### The task
Every line below that holds "scene" must be copied.

Entries from a dataset of interfaces
<<<<

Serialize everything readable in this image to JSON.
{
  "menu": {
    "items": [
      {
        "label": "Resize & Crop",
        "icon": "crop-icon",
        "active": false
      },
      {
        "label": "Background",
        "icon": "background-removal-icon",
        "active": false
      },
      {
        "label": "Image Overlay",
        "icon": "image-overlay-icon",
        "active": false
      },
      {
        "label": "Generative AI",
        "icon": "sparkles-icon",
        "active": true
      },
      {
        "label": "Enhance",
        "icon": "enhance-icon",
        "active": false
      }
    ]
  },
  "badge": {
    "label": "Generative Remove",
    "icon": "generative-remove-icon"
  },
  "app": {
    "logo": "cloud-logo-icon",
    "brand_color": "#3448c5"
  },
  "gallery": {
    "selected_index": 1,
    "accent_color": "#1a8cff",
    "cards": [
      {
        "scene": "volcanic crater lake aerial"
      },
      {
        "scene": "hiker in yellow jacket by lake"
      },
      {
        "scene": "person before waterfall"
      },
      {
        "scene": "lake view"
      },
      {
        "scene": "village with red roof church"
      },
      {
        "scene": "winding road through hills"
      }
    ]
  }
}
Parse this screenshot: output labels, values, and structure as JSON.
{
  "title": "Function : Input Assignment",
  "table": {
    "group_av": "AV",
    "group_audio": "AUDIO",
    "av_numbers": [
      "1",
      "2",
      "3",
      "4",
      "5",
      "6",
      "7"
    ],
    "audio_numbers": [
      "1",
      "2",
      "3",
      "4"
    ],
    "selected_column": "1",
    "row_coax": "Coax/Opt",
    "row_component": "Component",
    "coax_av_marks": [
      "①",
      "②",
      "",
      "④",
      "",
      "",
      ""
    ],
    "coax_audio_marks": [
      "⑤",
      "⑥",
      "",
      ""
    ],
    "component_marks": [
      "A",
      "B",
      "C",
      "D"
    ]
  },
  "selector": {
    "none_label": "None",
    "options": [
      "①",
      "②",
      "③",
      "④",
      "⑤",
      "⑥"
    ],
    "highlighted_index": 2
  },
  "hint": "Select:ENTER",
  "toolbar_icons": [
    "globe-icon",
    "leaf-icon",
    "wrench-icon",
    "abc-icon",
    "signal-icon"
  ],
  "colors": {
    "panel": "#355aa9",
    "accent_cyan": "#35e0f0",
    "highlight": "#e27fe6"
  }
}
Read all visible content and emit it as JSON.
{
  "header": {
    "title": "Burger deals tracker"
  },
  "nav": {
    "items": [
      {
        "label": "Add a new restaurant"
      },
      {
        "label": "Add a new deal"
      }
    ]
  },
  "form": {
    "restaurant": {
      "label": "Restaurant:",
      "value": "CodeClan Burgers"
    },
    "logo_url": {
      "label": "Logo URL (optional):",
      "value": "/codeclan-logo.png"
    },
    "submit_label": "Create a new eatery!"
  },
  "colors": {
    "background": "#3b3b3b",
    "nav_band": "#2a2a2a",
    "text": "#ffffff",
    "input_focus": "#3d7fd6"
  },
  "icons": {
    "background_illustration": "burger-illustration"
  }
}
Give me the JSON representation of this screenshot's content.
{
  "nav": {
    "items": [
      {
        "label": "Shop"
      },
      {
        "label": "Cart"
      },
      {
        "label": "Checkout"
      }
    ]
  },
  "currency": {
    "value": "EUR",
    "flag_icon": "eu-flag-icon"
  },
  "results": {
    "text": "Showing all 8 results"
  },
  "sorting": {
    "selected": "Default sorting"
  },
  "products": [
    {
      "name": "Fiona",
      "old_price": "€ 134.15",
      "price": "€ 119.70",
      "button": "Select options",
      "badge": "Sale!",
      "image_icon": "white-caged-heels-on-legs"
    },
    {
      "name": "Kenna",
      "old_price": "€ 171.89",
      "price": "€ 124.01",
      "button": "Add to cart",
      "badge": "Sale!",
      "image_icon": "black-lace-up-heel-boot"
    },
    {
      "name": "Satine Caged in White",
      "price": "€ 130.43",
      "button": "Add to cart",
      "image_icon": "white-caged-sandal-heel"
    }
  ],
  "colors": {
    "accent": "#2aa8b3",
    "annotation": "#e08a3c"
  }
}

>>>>

### Task output
        "scene": "volcanic crater lake aerial"
        "scene": "hiker in yellow jacket by lake"
        "scene": "person before waterfall"
        "scene": "lake view"
        "scene": "village with red roof church"
        "scene": "winding road through hills"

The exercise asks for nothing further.